◆ Exercise prompt:
In the records below, one line contains "Read all visible content and emit it as JSON.". Print that line and every line after it exactly, down to the final one.

[Records contained in a dataset]
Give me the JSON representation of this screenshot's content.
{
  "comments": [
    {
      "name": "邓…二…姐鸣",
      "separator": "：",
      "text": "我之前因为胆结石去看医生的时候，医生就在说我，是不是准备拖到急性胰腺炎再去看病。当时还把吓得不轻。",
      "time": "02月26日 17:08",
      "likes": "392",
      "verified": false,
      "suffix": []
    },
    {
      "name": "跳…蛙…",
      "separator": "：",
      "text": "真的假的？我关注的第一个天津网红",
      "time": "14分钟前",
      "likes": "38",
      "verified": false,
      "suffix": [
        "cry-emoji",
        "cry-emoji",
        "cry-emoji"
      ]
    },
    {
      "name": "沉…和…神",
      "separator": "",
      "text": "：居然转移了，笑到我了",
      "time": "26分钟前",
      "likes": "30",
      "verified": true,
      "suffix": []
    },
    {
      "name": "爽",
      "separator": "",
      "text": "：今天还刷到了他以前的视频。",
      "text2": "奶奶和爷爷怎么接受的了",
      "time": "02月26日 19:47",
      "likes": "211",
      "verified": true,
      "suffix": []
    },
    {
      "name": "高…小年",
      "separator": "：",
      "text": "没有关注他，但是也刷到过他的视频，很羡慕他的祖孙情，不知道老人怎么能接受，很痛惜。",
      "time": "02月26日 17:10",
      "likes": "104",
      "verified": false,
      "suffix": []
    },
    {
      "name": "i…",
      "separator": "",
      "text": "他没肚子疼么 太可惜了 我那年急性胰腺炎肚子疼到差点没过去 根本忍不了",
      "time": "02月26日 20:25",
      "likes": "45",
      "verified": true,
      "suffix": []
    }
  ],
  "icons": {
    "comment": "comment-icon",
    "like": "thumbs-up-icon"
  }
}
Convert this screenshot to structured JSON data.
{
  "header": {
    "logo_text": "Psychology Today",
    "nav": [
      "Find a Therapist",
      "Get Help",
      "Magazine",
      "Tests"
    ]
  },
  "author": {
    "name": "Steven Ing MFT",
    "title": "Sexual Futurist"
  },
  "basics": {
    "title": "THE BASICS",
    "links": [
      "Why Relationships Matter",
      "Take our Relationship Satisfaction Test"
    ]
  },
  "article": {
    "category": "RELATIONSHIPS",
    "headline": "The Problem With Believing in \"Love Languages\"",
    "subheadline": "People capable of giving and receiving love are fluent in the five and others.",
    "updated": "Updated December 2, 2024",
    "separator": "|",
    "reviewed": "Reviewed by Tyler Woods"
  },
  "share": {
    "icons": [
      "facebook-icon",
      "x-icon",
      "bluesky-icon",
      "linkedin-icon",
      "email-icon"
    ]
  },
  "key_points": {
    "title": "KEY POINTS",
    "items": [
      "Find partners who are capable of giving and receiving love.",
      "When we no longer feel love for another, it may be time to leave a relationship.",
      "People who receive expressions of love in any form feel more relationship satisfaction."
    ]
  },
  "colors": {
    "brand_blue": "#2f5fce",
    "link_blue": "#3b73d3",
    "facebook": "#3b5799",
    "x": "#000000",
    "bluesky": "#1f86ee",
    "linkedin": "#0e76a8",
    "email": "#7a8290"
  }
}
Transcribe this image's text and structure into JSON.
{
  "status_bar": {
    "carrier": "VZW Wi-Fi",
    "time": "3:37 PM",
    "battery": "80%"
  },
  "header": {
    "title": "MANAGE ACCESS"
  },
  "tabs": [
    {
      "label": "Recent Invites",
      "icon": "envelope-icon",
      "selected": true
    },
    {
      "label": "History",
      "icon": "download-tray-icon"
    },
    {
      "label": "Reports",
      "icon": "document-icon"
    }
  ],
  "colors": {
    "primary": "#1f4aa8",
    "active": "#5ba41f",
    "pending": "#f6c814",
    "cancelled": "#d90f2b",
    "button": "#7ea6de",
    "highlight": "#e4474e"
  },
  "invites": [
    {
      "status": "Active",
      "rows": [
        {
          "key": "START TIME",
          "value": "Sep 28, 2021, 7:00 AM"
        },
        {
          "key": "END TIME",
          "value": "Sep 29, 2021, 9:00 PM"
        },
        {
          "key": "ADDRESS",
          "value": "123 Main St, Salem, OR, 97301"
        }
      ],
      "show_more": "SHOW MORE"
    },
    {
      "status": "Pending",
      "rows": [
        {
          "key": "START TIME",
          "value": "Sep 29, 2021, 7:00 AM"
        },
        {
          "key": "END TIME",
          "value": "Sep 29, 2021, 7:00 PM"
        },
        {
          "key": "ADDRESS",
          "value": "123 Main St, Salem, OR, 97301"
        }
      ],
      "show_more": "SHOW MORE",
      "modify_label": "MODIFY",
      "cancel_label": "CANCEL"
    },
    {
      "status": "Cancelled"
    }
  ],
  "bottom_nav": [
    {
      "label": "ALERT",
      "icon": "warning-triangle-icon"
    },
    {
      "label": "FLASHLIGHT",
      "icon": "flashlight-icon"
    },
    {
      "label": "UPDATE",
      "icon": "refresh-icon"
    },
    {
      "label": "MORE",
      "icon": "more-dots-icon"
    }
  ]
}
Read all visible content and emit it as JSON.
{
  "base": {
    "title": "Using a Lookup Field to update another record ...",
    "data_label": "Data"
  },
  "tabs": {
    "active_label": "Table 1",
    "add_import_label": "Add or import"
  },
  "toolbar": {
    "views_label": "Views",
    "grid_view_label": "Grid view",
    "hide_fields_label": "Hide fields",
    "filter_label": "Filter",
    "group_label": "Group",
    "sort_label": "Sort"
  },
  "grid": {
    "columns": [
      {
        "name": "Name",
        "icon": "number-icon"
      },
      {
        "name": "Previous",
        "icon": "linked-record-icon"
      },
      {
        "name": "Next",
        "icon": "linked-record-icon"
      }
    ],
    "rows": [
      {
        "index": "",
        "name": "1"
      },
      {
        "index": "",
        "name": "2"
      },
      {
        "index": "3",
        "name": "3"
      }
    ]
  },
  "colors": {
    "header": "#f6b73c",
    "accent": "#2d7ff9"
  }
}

◆ Response to this task:
Read all visible content and emit it as JSON.
{
  "base": {
    "title": "Using a Lookup Field to update another record ...",
    "data_label": "Data"
  },
  "tabs": {
    "active_label": "Table 1",
    "add_import_label": "Add or import"
  },
  "toolbar": {
    "views_label": "Views",
    "grid_view_label": "Grid view",
    "hide_fields_label": "Hide fields",
    "filter_label": "Filter",
    "group_label": "Group",
    "sort_label": "Sort"
  },
  "grid": {
    "columns": [
      {
        "name": "Name",
        "icon": "number-icon"
      },
      {
        "name": "Previous",
        "icon": "linked-record-icon"
      },
      {
        "name": "Next",
        "icon": "linked-record-icon"
      }
    ],
    "rows": [
      {
        "index": "",
        "name": "1"
      },
      {
        "index": "",
        "name": "2"
      },
      {
        "index": "3",
        "name": "3"
      }
    ]
  },
  "colors": {
    "header": "#f6b73c",
    "accent": "#2d7ff9"
  }
}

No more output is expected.